Task statement: The data below should be printed in full, exactly, and without any of its images.

[Items from an interface collection]
== == ==

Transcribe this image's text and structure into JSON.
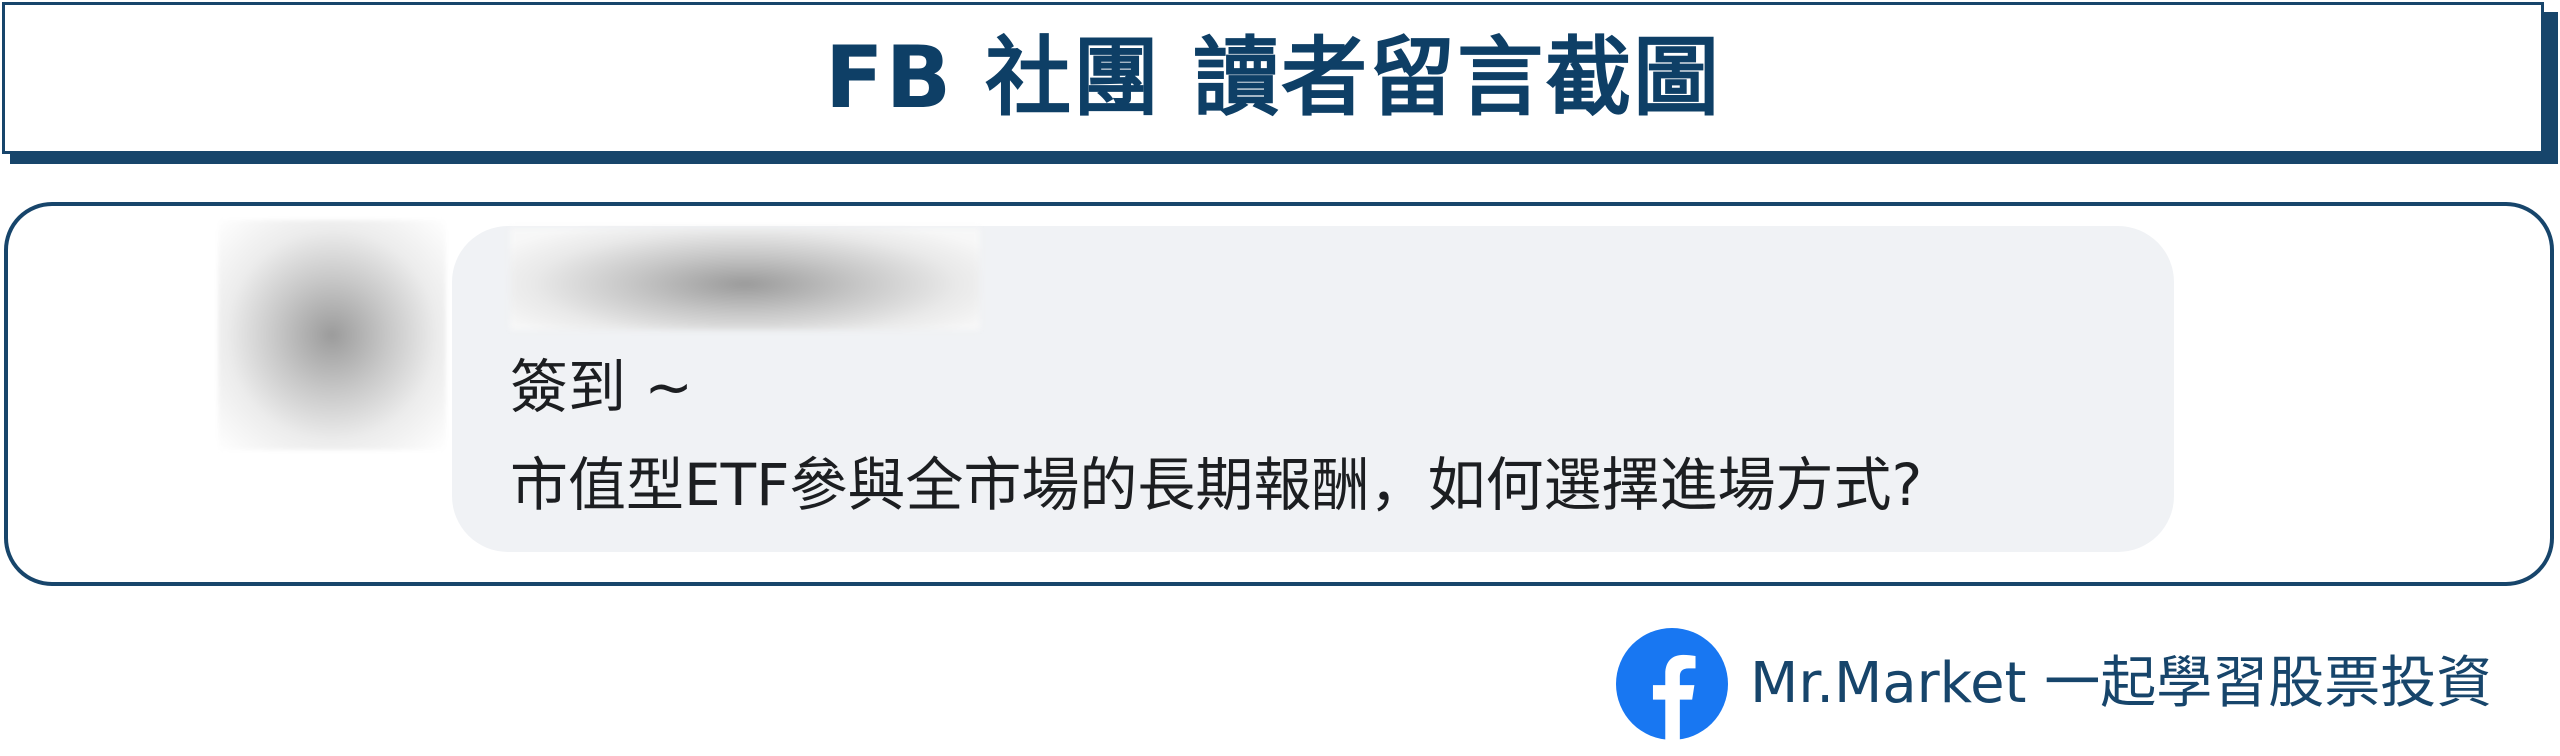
{
  "header": {
    "title": "FB 社團 讀者留言截圖"
  },
  "comment": {
    "line_1": "簽到 ~",
    "line_2": "市值型ETF參與全市場的長期報酬，如何選擇進場方式?"
  },
  "footer": {
    "brand_text": "Mr.Market  一起學習股票投資",
    "icon": "facebook-icon"
  },
  "colors": {
    "accent": "#17456b",
    "title": "#0e3f66",
    "bubble": "#f0f2f5",
    "facebook_blue": "#1877f2"
  }
}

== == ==

Response below:
Transcribe this image's text and structure into JSON.
{
  "header": {
    "title": "FB 社團 讀者留言截圖"
  },
  "comment": {
    "line_1": "簽到 ~",
    "line_2": "市值型ETF參與全市場的長期報酬，如何選擇進場方式?"
  },
  "footer": {
    "brand_text": "Mr.Market  一起學習股票投資",
    "icon": "facebook-icon"
  },
  "colors": {
    "accent": "#17456b",
    "title": "#0e3f66",
    "bubble": "#f0f2f5",
    "facebook_blue": "#1877f2"
  }
}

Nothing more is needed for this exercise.